__Records shown__
==========
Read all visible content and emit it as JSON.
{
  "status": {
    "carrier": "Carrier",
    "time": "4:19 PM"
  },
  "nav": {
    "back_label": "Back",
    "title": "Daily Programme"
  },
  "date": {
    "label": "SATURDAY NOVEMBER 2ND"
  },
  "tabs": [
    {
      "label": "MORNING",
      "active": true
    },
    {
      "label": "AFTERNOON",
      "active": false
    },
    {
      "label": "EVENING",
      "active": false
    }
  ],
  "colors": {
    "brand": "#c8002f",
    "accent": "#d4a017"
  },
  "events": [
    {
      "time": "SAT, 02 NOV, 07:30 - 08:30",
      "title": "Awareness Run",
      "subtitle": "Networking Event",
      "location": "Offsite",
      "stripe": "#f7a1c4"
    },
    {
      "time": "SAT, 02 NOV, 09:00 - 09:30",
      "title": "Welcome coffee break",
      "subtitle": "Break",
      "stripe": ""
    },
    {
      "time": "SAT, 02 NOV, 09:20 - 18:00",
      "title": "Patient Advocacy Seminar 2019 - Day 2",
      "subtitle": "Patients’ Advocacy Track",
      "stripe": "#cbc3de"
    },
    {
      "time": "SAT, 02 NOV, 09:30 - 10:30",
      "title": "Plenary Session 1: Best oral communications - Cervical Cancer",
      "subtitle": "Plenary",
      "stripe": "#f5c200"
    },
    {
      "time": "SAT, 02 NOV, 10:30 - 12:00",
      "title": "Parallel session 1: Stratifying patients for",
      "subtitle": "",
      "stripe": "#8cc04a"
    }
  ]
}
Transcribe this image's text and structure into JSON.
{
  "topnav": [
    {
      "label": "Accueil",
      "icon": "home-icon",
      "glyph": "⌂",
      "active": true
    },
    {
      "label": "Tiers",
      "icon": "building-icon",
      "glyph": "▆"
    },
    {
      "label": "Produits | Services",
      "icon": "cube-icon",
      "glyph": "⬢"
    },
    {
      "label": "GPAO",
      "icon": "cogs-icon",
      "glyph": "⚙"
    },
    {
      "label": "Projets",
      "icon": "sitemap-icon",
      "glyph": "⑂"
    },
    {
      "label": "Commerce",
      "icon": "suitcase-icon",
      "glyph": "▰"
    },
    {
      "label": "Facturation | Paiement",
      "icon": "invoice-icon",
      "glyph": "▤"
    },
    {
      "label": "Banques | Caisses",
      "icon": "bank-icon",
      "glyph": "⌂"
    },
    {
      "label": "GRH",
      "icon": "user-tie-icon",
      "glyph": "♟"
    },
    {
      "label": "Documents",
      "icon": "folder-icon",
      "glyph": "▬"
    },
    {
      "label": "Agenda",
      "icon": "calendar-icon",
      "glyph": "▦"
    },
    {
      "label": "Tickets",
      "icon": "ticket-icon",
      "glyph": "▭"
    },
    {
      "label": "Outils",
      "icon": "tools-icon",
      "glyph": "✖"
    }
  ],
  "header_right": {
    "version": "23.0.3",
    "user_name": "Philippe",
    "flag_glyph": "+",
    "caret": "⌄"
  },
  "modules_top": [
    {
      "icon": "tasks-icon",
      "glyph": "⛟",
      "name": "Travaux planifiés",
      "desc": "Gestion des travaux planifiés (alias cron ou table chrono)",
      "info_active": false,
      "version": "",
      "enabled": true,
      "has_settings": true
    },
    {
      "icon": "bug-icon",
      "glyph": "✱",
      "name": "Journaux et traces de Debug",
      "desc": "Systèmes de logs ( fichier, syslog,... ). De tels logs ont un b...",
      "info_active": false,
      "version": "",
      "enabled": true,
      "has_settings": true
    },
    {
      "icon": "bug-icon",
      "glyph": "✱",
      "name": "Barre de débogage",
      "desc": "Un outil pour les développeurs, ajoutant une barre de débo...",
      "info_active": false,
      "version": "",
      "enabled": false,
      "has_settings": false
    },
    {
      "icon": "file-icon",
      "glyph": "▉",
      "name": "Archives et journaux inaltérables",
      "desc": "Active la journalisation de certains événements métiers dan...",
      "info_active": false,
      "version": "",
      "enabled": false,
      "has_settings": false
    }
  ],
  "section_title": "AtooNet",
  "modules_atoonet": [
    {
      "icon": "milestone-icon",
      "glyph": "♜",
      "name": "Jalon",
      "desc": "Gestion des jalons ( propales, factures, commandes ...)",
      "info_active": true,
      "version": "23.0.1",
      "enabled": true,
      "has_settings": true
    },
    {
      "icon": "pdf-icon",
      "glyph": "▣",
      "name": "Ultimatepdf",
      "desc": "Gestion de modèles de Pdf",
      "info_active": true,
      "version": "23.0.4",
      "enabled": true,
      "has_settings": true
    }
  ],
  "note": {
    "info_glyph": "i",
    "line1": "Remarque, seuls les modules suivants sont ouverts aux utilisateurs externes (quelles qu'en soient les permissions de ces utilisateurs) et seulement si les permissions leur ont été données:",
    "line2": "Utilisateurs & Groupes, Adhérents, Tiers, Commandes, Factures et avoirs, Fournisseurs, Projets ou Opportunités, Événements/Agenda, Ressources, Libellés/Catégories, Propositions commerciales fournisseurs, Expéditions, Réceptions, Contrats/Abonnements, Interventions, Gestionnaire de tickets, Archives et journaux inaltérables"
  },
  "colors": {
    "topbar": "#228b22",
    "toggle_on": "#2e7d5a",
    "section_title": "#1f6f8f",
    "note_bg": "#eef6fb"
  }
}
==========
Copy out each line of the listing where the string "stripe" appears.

      "stripe": "#f7a1c4"
      "stripe": ""
      "stripe": "#cbc3de"
      "stripe": "#f5c200"
      "stripe": "#8cc04a"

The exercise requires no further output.